_Information supplied_
# # #

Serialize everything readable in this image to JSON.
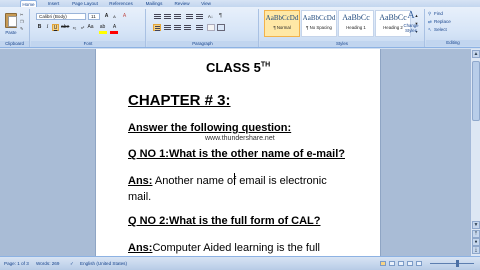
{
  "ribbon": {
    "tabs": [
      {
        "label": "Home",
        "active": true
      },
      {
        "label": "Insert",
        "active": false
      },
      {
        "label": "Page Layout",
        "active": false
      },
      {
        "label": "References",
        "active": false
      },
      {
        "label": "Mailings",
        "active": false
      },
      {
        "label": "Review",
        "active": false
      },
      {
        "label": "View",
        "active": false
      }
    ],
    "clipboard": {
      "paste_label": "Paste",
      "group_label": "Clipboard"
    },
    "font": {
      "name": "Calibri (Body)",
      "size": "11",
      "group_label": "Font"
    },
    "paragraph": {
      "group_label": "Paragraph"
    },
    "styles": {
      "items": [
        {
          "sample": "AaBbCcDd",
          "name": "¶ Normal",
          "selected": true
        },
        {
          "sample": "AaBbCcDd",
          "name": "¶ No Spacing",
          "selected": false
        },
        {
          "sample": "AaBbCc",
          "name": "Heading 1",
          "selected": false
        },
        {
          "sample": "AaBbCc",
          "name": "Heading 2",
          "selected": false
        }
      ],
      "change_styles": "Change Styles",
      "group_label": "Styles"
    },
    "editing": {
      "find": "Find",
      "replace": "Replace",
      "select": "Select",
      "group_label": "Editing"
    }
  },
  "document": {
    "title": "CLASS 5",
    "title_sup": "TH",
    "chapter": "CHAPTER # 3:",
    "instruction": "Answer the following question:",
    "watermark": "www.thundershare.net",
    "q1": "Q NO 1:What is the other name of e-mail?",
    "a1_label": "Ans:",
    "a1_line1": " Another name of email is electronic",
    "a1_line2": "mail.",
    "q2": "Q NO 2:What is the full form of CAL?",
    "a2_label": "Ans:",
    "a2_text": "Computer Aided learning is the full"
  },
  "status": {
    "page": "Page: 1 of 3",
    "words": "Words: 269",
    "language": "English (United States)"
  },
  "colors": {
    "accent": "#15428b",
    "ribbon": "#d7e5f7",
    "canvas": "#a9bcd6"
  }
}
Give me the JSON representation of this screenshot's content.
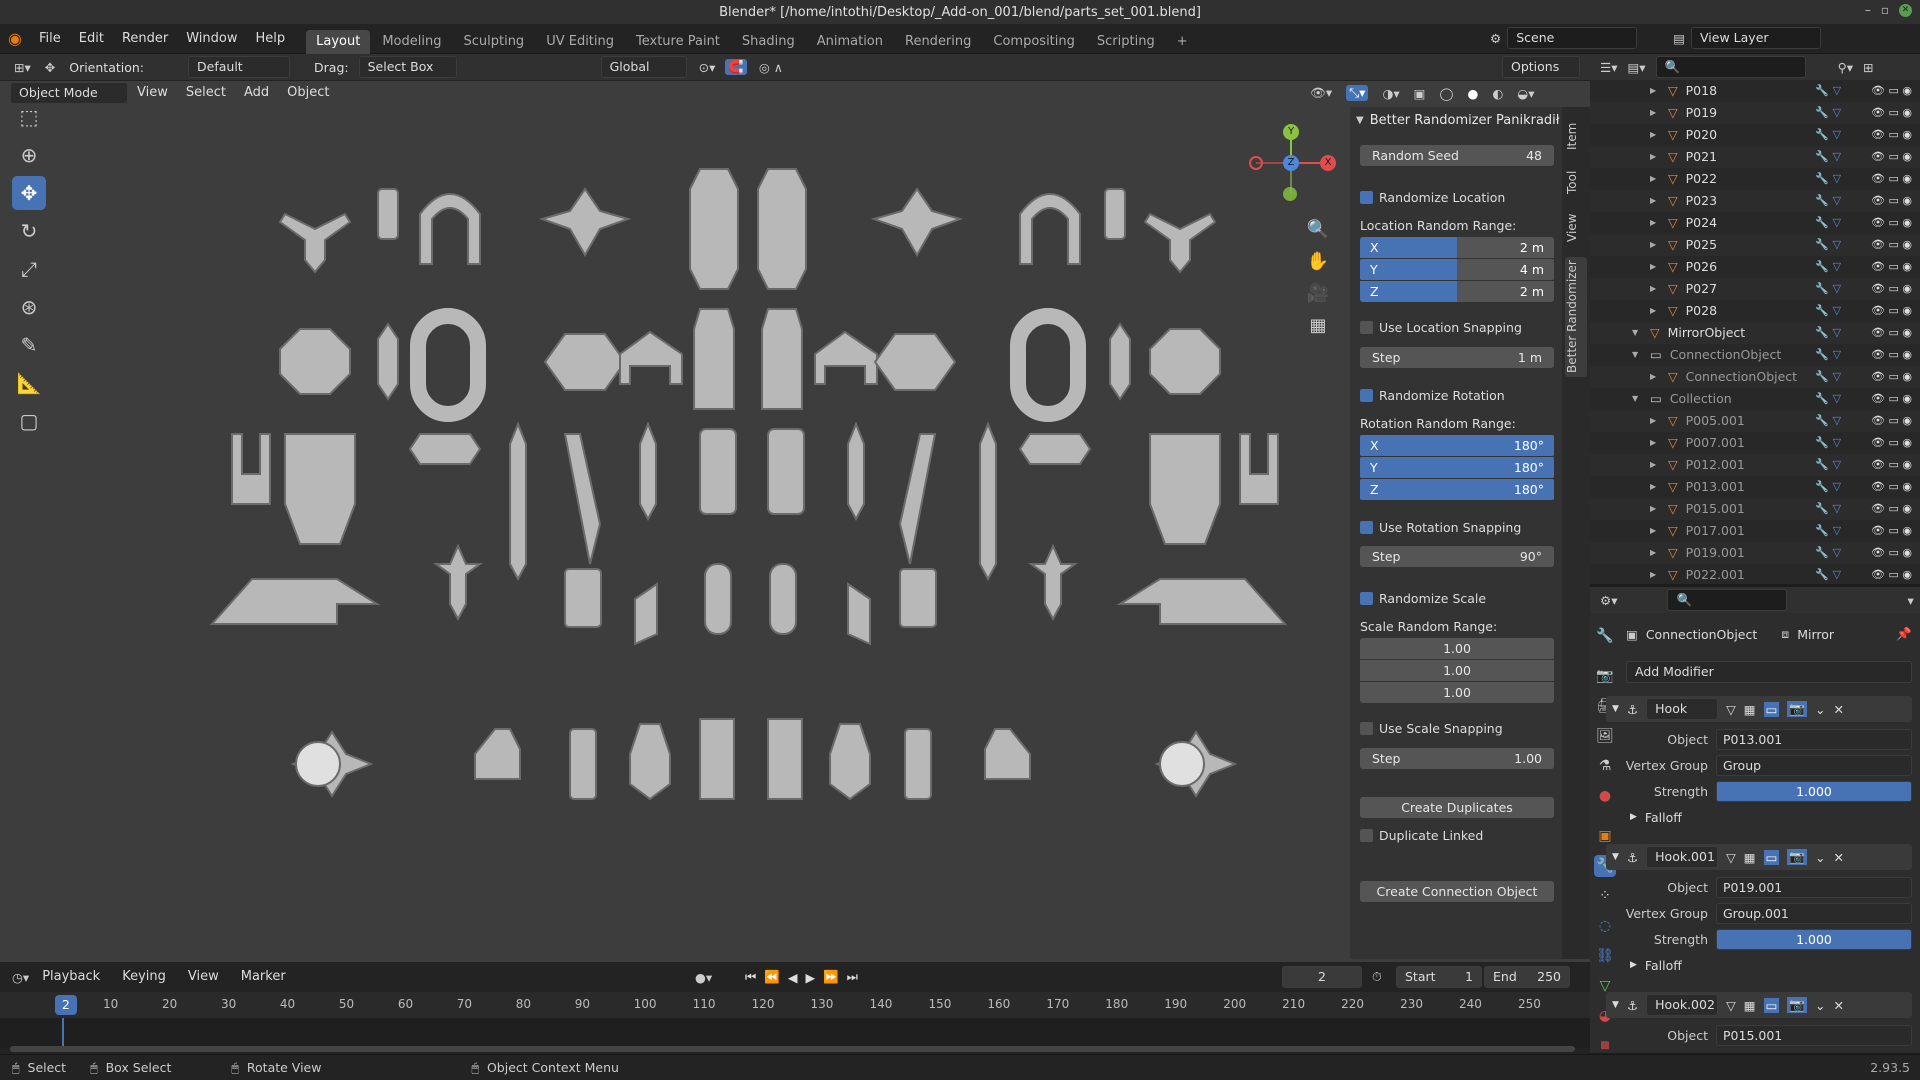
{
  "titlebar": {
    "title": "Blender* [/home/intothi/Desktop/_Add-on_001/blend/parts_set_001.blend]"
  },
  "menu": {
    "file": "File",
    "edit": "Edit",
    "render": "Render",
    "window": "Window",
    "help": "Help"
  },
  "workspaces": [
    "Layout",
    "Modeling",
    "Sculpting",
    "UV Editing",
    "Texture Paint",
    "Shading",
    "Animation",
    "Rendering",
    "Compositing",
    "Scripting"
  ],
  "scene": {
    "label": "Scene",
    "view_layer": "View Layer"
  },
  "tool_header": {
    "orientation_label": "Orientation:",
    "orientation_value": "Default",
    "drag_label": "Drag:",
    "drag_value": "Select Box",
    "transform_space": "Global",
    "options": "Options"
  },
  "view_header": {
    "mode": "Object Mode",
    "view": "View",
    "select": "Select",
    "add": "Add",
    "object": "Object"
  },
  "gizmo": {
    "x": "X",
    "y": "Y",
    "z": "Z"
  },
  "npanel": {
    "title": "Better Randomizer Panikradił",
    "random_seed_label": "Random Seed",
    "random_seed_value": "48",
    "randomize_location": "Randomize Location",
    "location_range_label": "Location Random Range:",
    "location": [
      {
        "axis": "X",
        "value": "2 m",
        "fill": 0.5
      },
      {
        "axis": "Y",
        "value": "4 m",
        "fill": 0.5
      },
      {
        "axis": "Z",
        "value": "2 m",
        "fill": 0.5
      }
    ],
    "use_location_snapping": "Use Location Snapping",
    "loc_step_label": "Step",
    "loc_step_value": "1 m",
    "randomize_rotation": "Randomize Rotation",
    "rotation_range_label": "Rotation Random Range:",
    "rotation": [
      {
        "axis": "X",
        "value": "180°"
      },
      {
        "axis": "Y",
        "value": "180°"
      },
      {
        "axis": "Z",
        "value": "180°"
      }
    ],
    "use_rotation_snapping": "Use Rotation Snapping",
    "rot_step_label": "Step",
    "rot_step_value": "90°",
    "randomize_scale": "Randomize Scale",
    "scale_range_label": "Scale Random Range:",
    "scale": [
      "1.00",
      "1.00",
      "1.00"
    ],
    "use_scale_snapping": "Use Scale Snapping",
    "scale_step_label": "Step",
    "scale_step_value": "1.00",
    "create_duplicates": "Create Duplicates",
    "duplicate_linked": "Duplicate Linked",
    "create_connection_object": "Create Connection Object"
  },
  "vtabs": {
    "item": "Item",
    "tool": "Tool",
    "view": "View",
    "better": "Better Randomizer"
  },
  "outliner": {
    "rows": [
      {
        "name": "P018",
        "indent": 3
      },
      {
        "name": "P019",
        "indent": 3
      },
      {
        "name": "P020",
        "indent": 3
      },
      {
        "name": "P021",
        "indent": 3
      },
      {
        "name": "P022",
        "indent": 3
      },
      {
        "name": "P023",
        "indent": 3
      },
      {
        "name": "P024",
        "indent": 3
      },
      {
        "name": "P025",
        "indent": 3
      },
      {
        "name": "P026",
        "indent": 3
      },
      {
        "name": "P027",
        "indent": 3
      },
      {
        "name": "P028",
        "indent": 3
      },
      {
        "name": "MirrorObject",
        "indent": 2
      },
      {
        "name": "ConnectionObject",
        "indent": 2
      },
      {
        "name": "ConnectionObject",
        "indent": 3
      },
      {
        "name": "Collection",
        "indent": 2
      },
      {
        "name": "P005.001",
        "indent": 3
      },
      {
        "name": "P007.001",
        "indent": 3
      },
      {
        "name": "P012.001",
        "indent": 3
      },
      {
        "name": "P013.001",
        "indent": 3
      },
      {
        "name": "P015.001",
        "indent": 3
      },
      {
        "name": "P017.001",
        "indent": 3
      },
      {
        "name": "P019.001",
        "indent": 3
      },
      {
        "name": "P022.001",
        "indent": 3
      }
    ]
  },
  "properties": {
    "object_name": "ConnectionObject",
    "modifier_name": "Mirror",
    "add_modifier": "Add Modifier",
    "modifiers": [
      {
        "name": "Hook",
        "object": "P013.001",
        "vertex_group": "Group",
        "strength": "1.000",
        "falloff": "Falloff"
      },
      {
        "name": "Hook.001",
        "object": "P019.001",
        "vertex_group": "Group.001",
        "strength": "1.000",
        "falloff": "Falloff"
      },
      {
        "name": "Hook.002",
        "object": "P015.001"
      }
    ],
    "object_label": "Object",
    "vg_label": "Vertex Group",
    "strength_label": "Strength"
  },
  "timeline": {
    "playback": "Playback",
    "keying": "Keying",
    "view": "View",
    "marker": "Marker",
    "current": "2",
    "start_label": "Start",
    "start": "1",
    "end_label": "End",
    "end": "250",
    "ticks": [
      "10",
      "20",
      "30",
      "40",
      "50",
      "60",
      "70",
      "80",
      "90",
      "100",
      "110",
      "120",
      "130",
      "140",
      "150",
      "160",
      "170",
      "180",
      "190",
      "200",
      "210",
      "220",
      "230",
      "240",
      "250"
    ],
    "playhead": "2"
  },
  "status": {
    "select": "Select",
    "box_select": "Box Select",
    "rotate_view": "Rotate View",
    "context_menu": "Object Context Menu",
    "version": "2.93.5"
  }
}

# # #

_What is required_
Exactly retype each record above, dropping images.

_Answer area_
Serialize everything readable in this image to JSON.
{
  "ribbon": {
    "tabs": [
      {
        "label": "Home",
        "active": true
      },
      {
        "label": "Insert",
        "active": false
      },
      {
        "label": "Page Layout",
        "active": false
      },
      {
        "label": "References",
        "active": false
      },
      {
        "label": "Mailings",
        "active": false
      },
      {
        "label": "Review",
        "active": false
      },
      {
        "label": "View",
        "active": false
      }
    ],
    "clipboard": {
      "paste_label": "Paste",
      "group_label": "Clipboard"
    },
    "font": {
      "name": "Calibri (Body)",
      "size": "11",
      "group_label": "Font"
    },
    "paragraph": {
      "group_label": "Paragraph"
    },
    "styles": {
      "items": [
        {
          "sample": "AaBbCcDd",
          "name": "¶ Normal",
          "selected": true
        },
        {
          "sample": "AaBbCcDd",
          "name": "¶ No Spacing",
          "selected": false
        },
        {
          "sample": "AaBbCc",
          "name": "Heading 1",
          "selected": false
        },
        {
          "sample": "AaBbCc",
          "name": "Heading 2",
          "selected": false
        }
      ],
      "change_styles": "Change Styles",
      "group_label": "Styles"
    },
    "editing": {
      "find": "Find",
      "replace": "Replace",
      "select": "Select",
      "group_label": "Editing"
    }
  },
  "document": {
    "title": "CLASS 5",
    "title_sup": "TH",
    "chapter": "CHAPTER # 3:",
    "instruction": "Answer the following question:",
    "watermark": "www.thundershare.net",
    "q1": "Q NO 1:What is the other name of e-mail?",
    "a1_label": "Ans:",
    "a1_line1": " Another name of email is electronic",
    "a1_line2": "mail.",
    "q2": "Q NO 2:What is the full form of CAL?",
    "a2_label": "Ans:",
    "a2_text": "Computer Aided learning is the full"
  },
  "status": {
    "page": "Page: 1 of 3",
    "words": "Words: 269",
    "language": "English (United States)"
  },
  "colors": {
    "accent": "#15428b",
    "ribbon": "#d7e5f7",
    "canvas": "#a9bcd6"
  }
}
Give me the JSON representation of this screenshot's content.
{
  "titlebar": {
    "title": "Blender* [/home/intothi/Desktop/_Add-on_001/blend/parts_set_001.blend]"
  },
  "menu": {
    "file": "File",
    "edit": "Edit",
    "render": "Render",
    "window": "Window",
    "help": "Help"
  },
  "workspaces": [
    "Layout",
    "Modeling",
    "Sculpting",
    "UV Editing",
    "Texture Paint",
    "Shading",
    "Animation",
    "Rendering",
    "Compositing",
    "Scripting"
  ],
  "scene": {
    "label": "Scene",
    "view_layer": "View Layer"
  },
  "tool_header": {
    "orientation_label": "Orientation:",
    "orientation_value": "Default",
    "drag_label": "Drag:",
    "drag_value": "Select Box",
    "transform_space": "Global",
    "options": "Options"
  },
  "view_header": {
    "mode": "Object Mode",
    "view": "View",
    "select": "Select",
    "add": "Add",
    "object": "Object"
  },
  "gizmo": {
    "x": "X",
    "y": "Y",
    "z": "Z"
  },
  "npanel": {
    "title": "Better Randomizer Panikradił",
    "random_seed_label": "Random Seed",
    "random_seed_value": "48",
    "randomize_location": "Randomize Location",
    "location_range_label": "Location Random Range:",
    "location": [
      {
        "axis": "X",
        "value": "2 m",
        "fill": 0.5
      },
      {
        "axis": "Y",
        "value": "4 m",
        "fill": 0.5
      },
      {
        "axis": "Z",
        "value": "2 m",
        "fill": 0.5
      }
    ],
    "use_location_snapping": "Use Location Snapping",
    "loc_step_label": "Step",
    "loc_step_value": "1 m",
    "randomize_rotation": "Randomize Rotation",
    "rotation_range_label": "Rotation Random Range:",
    "rotation": [
      {
        "axis": "X",
        "value": "180°"
      },
      {
        "axis": "Y",
        "value": "180°"
      },
      {
        "axis": "Z",
        "value": "180°"
      }
    ],
    "use_rotation_snapping": "Use Rotation Snapping",
    "rot_step_label": "Step",
    "rot_step_value": "90°",
    "randomize_scale": "Randomize Scale",
    "scale_range_label": "Scale Random Range:",
    "scale": [
      "1.00",
      "1.00",
      "1.00"
    ],
    "use_scale_snapping": "Use Scale Snapping",
    "scale_step_label": "Step",
    "scale_step_value": "1.00",
    "create_duplicates": "Create Duplicates",
    "duplicate_linked": "Duplicate Linked",
    "create_connection_object": "Create Connection Object"
  },
  "vtabs": {
    "item": "Item",
    "tool": "Tool",
    "view": "View",
    "better": "Better Randomizer"
  },
  "outliner": {
    "rows": [
      {
        "name": "P018",
        "indent": 3
      },
      {
        "name": "P019",
        "indent": 3
      },
      {
        "name": "P020",
        "indent": 3
      },
      {
        "name": "P021",
        "indent": 3
      },
      {
        "name": "P022",
        "indent": 3
      },
      {
        "name": "P023",
        "indent": 3
      },
      {
        "name": "P024",
        "indent": 3
      },
      {
        "name": "P025",
        "indent": 3
      },
      {
        "name": "P026",
        "indent": 3
      },
      {
        "name": "P027",
        "indent": 3
      },
      {
        "name": "P028",
        "indent": 3
      },
      {
        "name": "MirrorObject",
        "indent": 2
      },
      {
        "name": "ConnectionObject",
        "indent": 2
      },
      {
        "name": "ConnectionObject",
        "indent": 3
      },
      {
        "name": "Collection",
        "indent": 2
      },
      {
        "name": "P005.001",
        "indent": 3
      },
      {
        "name": "P007.001",
        "indent": 3
      },
      {
        "name": "P012.001",
        "indent": 3
      },
      {
        "name": "P013.001",
        "indent": 3
      },
      {
        "name": "P015.001",
        "indent": 3
      },
      {
        "name": "P017.001",
        "indent": 3
      },
      {
        "name": "P019.001",
        "indent": 3
      },
      {
        "name": "P022.001",
        "indent": 3
      }
    ]
  },
  "properties": {
    "object_name": "ConnectionObject",
    "modifier_name": "Mirror",
    "add_modifier": "Add Modifier",
    "modifiers": [
      {
        "name": "Hook",
        "object": "P013.001",
        "vertex_group": "Group",
        "strength": "1.000",
        "falloff": "Falloff"
      },
      {
        "name": "Hook.001",
        "object": "P019.001",
        "vertex_group": "Group.001",
        "strength": "1.000",
        "falloff": "Falloff"
      },
      {
        "name": "Hook.002",
        "object": "P015.001"
      }
    ],
    "object_label": "Object",
    "vg_label": "Vertex Group",
    "strength_label": "Strength"
  },
  "timeline": {
    "playback": "Playback",
    "keying": "Keying",
    "view": "View",
    "marker": "Marker",
    "current": "2",
    "start_label": "Start",
    "start": "1",
    "end_label": "End",
    "end": "250",
    "ticks": [
      "10",
      "20",
      "30",
      "40",
      "50",
      "60",
      "70",
      "80",
      "90",
      "100",
      "110",
      "120",
      "130",
      "140",
      "150",
      "160",
      "170",
      "180",
      "190",
      "200",
      "210",
      "220",
      "230",
      "240",
      "250"
    ],
    "playhead": "2"
  },
  "status": {
    "select": "Select",
    "box_select": "Box Select",
    "rotate_view": "Rotate View",
    "context_menu": "Object Context Menu",
    "version": "2.93.5"
  }
}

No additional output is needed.